Saakashvili’s story is sinking fast

Moscow’s version of events in the recent Ossetia war has not varied. It says that Georgia attacked on the night of 7 August and that Russian troops did not arrive until the next day. It is clear, furthermore, that they did not appear in South Ossetia in strength until at least 24 hours after the first Georgian shots were fired.

Saakashvili’s story, on the other hand, has changed several times. On the 7th, a few hours before his forces opened fire, he made a speech on TV in which he said he had ordered a ceasefire adding “And I am offering the Russian Federation to be a guarantor of the South Ossetian autonomy within Georgia… I offer a very important role to Russia in resolving this conflict… Georgia is a natural ally for Russia… We need a real mediator.” The next day, when he believed victory was at hand, he made another speech. A Georgian source reported him saying that Georgian forces now controlled “most of South Ossetia” and that “A large part of Tskhinvali is now liberated and fighting is ongoing in the centre of Tskhinvali”. In this he made two assertions to justify the attack: first that “South Ossetian militias responded to his peace initiative on August 7 by shelling Georgian villages” and second that “Georgia had come under aerial attack from Russian warplanes”. No mention of Russian troops entering South Ossetia then.

Of course, his victory announcement was premature and a few days later, he needed a bigger justification for the catastrophe. It was then that he started claiming that the Russians moved first. “‘I am sickened by the speculation that Georgia started anything,’ Mr Saakashvili told a conference call with journalists days later on August 13. ‘We clearly responded to the Russians . . . The point here is that around 11 o’clock, Russian tanks started to move into Georgian territory, 150 at first. And that was a clear-cut invasion. That was the moment when we started to open fire with artillery, because otherwise they would have crossed the bridge and moved into Tskhinvali.’”

Then the story changed again: on 23 September in a piece he wrote in the Washington Post, he claimed that “Russia then started its land invasion in the early hours of Aug. 7, after days of heavy shelling that killed civilians and Georgian peacekeepers.” He expected his readership to believe that the Russians had had an 18-hour head start on a 60-kilometre race and that Georgia had invaded anyway.
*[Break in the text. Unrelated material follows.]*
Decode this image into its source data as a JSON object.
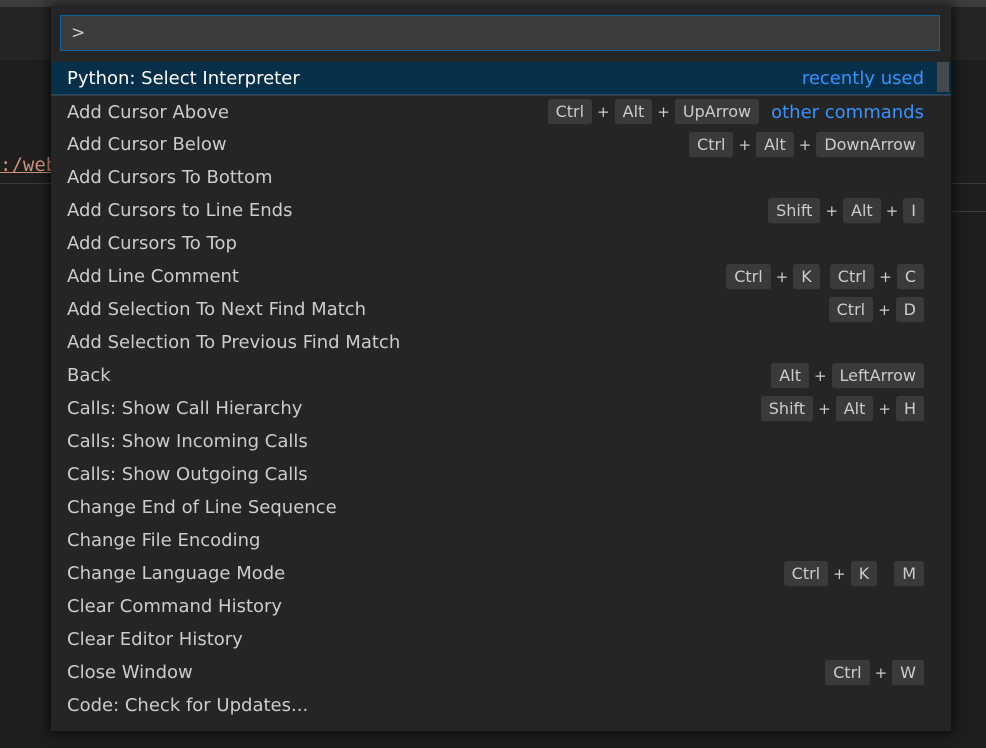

Too preposterous and it seems to have been quietly forgotten.

Saakashvili’s stories are collapsing one after the other: the first story about a response to heavy Ossetian shelling is directly contradicted by two former British officers who were part of the OSCE team in the area: they report “Georgian rockets and artillery were hitting civilian areas in the breakaway region of South Ossetia every 15 or 20 seconds” and deny that there was the shelling of Georgia villages that Saakashvili claimed on the 8th.

The second story of the Russians entering South Ossetia just before – “supported” with the laughable claim of an intercepted telephone call which was mysteriously “lost” for several weeks – collapses in the BBC program of a couple of weeks ago (Part 1, Part 2). Americans were finally introduced to the accurate version in the New York Times nearly three months after the war began.